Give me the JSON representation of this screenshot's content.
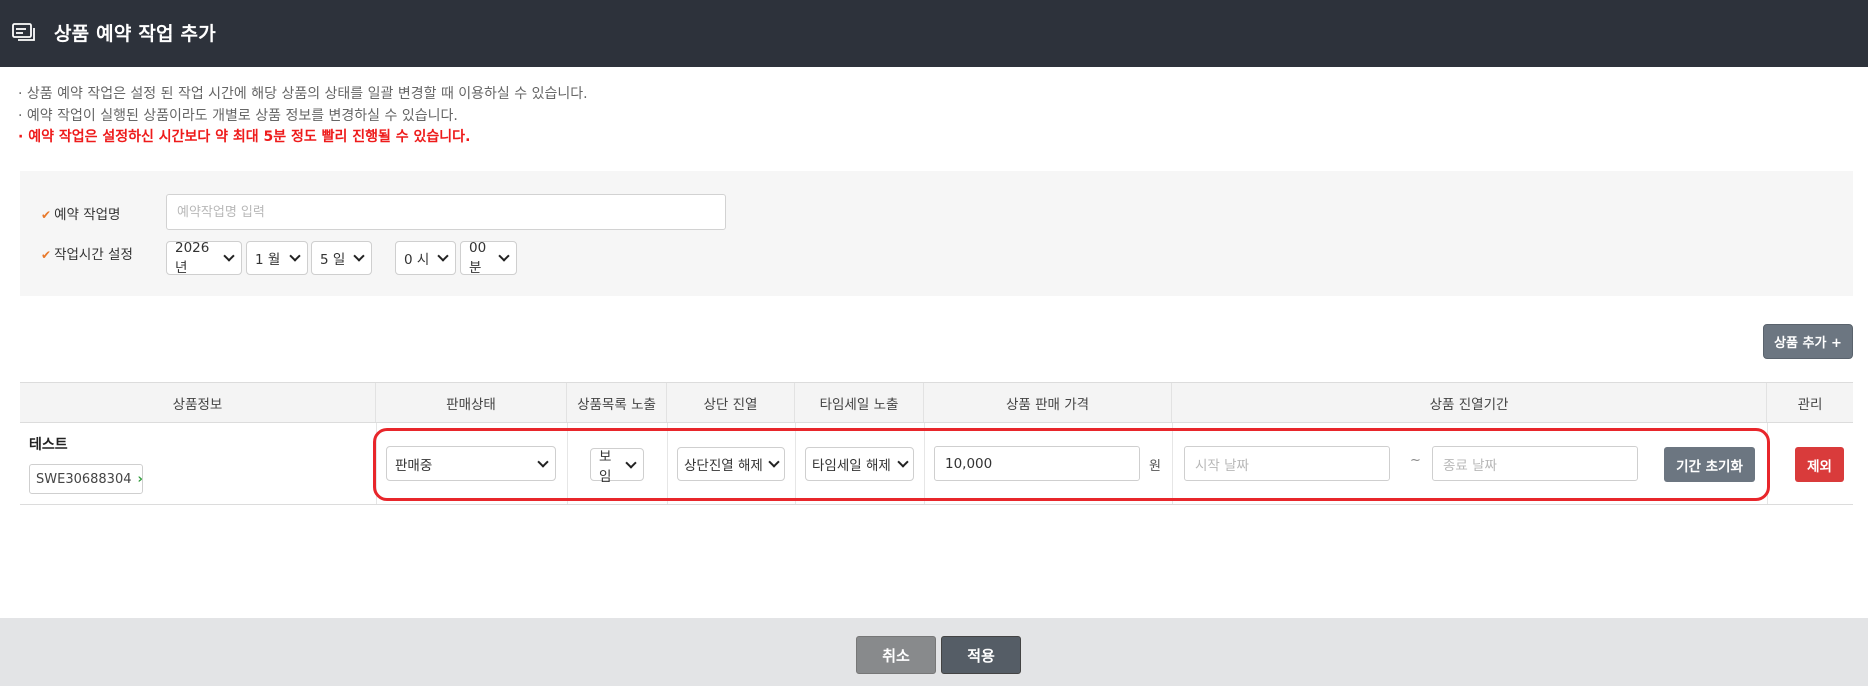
{
  "header": {
    "title": "상품 예약 작업 추가",
    "icon": "window-icon"
  },
  "notes": [
    "· 상품 예약 작업은 설정 된 작업 시간에 해당 상품의 상태를 일괄 변경할 때 이용하실 수 있습니다.",
    "· 예약 작업이 실행된 상품이라도 개별로 상품 정보를 변경하실 수 있습니다.",
    "· 예약 작업은 설정하신 시간보다 약 최대 5분 정도 빨리 진행될 수 있습니다."
  ],
  "form": {
    "name_label": "예약 작업명",
    "name_placeholder": "예약작업명 입력",
    "time_label": "작업시간 설정",
    "year": "2026 년",
    "month": "1 월",
    "day": "5 일",
    "hour": "0 시",
    "minute": "00분",
    "check_mark": "✔"
  },
  "add_button": "상품 추가 +",
  "table": {
    "headers": [
      "상품정보",
      "판매상태",
      "상품목록 노출",
      "상단 진열",
      "타임세일 노출",
      "상품 판매 가격",
      "상품 진열기간",
      "관리"
    ],
    "row": {
      "product_name": "테스트",
      "product_code": "SWE30688304",
      "code_arrow": "›",
      "sale_status": "판매중",
      "list_exposure": "보임",
      "top_display": "상단진열 해제",
      "timesale": "타임세일 해제",
      "price": "10,000",
      "price_unit": "원",
      "start_placeholder": "시작 날짜",
      "tilde": "~",
      "end_placeholder": "종료 날짜",
      "reset_button": "기간 초기화",
      "delete_button": "제외"
    }
  },
  "footer": {
    "cancel": "취소",
    "apply": "적용"
  },
  "colors": {
    "header_bg": "#2d323b",
    "accent_red": "#ee1b1b",
    "delete_red": "#d93b3b",
    "button_gray": "#6c7681",
    "check_orange": "#e8792b"
  }
}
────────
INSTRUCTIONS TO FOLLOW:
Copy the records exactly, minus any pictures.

SOLUTION TO THIS TASK:
Give me the JSON representation of this screenshot's content.
{
  "header": {
    "title": "상품 예약 작업 추가",
    "icon": "window-icon"
  },
  "notes": [
    "· 상품 예약 작업은 설정 된 작업 시간에 해당 상품의 상태를 일괄 변경할 때 이용하실 수 있습니다.",
    "· 예약 작업이 실행된 상품이라도 개별로 상품 정보를 변경하실 수 있습니다.",
    "· 예약 작업은 설정하신 시간보다 약 최대 5분 정도 빨리 진행될 수 있습니다."
  ],
  "form": {
    "name_label": "예약 작업명",
    "name_placeholder": "예약작업명 입력",
    "time_label": "작업시간 설정",
    "year": "2026 년",
    "month": "1 월",
    "day": "5 일",
    "hour": "0 시",
    "minute": "00분",
    "check_mark": "✔"
  },
  "add_button": "상품 추가 +",
  "table": {
    "headers": [
      "상품정보",
      "판매상태",
      "상품목록 노출",
      "상단 진열",
      "타임세일 노출",
      "상품 판매 가격",
      "상품 진열기간",
      "관리"
    ],
    "row": {
      "product_name": "테스트",
      "product_code": "SWE30688304",
      "code_arrow": "›",
      "sale_status": "판매중",
      "list_exposure": "보임",
      "top_display": "상단진열 해제",
      "timesale": "타임세일 해제",
      "price": "10,000",
      "price_unit": "원",
      "start_placeholder": "시작 날짜",
      "tilde": "~",
      "end_placeholder": "종료 날짜",
      "reset_button": "기간 초기화",
      "delete_button": "제외"
    }
  },
  "footer": {
    "cancel": "취소",
    "apply": "적용"
  },
  "colors": {
    "header_bg": "#2d323b",
    "accent_red": "#ee1b1b",
    "delete_red": "#d93b3b",
    "button_gray": "#6c7681",
    "check_orange": "#e8792b"
  }
}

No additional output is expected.